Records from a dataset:
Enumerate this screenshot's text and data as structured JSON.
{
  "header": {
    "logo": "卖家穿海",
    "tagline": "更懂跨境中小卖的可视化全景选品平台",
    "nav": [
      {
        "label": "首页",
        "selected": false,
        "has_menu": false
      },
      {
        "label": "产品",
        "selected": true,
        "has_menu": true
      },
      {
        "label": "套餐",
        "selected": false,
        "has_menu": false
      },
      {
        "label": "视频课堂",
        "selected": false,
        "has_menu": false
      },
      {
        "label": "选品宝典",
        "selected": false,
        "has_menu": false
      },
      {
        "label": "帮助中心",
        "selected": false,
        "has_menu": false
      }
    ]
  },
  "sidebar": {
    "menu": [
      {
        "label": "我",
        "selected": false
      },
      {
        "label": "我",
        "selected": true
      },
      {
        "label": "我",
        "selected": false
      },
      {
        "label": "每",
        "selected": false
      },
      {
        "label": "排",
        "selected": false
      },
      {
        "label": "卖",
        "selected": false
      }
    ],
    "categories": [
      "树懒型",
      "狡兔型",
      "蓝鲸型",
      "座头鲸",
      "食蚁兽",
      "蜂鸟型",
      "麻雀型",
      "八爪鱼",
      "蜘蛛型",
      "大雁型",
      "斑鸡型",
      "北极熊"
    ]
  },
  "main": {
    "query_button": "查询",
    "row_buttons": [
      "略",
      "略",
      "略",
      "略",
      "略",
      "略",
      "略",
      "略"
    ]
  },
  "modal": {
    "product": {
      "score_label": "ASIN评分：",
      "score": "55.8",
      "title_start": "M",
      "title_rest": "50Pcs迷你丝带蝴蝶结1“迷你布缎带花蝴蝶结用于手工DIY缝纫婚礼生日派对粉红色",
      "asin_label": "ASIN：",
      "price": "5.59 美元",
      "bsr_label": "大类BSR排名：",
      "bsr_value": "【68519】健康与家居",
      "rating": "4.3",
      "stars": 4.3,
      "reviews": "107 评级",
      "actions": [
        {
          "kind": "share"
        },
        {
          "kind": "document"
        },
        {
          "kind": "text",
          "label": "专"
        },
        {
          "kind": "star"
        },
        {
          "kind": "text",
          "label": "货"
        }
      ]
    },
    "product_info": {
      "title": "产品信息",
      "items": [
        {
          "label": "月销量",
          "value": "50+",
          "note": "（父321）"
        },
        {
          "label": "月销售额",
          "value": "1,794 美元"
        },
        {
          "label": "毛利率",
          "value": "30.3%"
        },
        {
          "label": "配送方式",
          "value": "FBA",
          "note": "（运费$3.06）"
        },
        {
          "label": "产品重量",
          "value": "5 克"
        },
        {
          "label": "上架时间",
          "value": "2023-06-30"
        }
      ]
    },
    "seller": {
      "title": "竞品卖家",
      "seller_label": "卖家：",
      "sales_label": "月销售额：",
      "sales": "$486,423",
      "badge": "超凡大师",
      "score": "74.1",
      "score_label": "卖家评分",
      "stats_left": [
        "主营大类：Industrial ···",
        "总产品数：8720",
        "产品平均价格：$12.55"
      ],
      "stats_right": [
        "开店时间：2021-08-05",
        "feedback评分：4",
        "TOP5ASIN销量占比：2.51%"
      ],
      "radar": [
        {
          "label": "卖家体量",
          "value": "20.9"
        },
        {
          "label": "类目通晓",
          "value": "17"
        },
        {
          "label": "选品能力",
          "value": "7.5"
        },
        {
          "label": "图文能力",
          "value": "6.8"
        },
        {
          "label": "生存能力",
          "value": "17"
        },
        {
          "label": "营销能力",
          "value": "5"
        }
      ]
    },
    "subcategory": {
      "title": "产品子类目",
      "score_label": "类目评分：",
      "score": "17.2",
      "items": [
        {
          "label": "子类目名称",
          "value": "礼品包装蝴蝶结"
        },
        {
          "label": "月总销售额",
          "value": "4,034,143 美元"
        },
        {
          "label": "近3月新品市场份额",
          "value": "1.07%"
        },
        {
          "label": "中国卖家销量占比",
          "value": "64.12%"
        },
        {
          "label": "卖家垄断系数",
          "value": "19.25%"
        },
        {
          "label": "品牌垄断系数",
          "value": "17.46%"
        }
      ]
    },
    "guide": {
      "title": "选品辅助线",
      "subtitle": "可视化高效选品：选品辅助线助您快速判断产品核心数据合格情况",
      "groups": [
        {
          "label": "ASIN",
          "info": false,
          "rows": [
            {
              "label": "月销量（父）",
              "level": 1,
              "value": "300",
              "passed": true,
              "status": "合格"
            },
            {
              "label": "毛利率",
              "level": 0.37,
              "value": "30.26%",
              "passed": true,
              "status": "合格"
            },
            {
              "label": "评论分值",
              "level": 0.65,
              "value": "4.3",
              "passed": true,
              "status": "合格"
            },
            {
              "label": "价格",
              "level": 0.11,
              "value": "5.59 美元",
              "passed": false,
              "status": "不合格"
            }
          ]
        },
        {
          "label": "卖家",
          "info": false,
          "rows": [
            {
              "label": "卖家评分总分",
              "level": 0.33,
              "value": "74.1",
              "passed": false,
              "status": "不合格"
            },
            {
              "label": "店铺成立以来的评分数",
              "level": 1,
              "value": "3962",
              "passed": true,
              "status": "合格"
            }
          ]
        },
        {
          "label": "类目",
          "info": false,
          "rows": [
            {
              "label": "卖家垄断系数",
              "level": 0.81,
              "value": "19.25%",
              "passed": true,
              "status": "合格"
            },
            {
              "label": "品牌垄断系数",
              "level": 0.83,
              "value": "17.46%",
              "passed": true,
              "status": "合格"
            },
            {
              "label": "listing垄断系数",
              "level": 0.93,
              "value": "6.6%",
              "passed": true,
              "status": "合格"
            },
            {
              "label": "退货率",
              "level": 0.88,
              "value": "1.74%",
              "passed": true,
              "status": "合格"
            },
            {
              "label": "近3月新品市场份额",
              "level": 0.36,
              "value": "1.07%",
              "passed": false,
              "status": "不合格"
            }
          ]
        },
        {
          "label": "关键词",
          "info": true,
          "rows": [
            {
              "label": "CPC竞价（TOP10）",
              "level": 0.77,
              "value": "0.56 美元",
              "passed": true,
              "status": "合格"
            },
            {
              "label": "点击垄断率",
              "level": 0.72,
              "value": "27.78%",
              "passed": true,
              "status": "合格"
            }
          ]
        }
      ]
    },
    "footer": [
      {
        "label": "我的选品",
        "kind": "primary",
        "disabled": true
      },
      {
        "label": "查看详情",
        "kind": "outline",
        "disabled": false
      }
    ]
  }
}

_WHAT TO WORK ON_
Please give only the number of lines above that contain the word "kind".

_OUTPUT_
7